surf with amigas retreat
If you’ve been surfing for over 10 years, chances are you remember the days when decent, stylish bikinis that stayed put in the surf were extremely difficult to come by. Or maybe, like me, you even had to succumb to buying a men’s wetsuit because of quality, availability, or sizing issues. Up until recently, the women’s surf-wear options on the market were extremely limited. Thankfully as more and more women have discovered surfing and infiltrated the predominantly male industry, we have demanded that new surf apparel standards be set.

This week we had a chance to chat with Amanda Chinchelli, founder of The Seea, a women’s surf and swimwear brand. Seea was born out of necessity. Amanda, like many other women surfers, had been searching for suits that “were comfortable for surfing, but didn’t look too sporty or skimpy. Something that looked good while working great for surfing.” And so, born from a dream and a thrifted sewing machine in San Clemente, California, Seea was formed. Seea was one of the first women’s surf brands that chose to forge a new path within the industry, creating suits by women, for women that challenge the status quo and balance surf function and style.

“It’s so important that we decide what beauty is. what we put out there guides the young generation to see what is beauty and what is not. We have a huge responsibility.”

surf with amigas retreats collab seea

Here are 3 ways Seea, along with other up and coming women’s surf companies, are raising the bar and setting new expectations and opportunities in the industry:

1. Making Beauty and Body Image Relatable and Real

Amanda felt the pressure to “elevate [her] brand” by using professional models and photographers, but found that it didn’t work for the message she wanted to convey. She wanted to align Seea’s image with the brand ethos. Seea has been a leading example in the female surf industry that represents different body types, ages, ethnicities, and sexual/gender identification, be it through their model choice and marketing or diverse swimwear lines.

2. Sustainable materials and Local Production 

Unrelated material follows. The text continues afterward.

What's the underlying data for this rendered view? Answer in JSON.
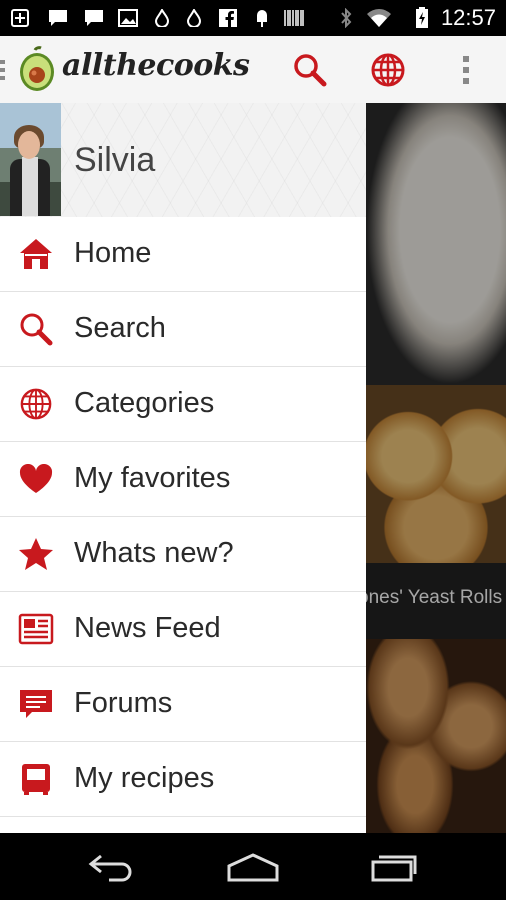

The fashion industry, like the surf industry, is inherently wasteful. But like Seea, who chooses to produce all suits in-house in California, more and more brands are deciding to produce more small-batch, locally made products and use recycled materials instead of shipping manufacturing overseas. In a time when greenwashing is becoming ever-apparent, it pays to know exactly how brands are choosing to source their materials and what your dollars are supporting.

surf with amigas collab seea

3. Creating Community 

Now more than ever, women’s surf companies are creating new cultures and communities with the messages they convey in their brand images. Whether it be through blog posts, community forums or in-person beach meet-ups, brands want to genuinely connect with real people and showcase unique experiences and perspectives within the surfing space. More collaboration has created community connection and elevates opportunity in surfing for those who may have previously found the industry unwelcoming or intimidating.

To hear more from Amanda and the story of Seea, listen to our chat on Second Breakfast, a podcast with Surf With Amigas, found on Apple Podcasts or Spotify.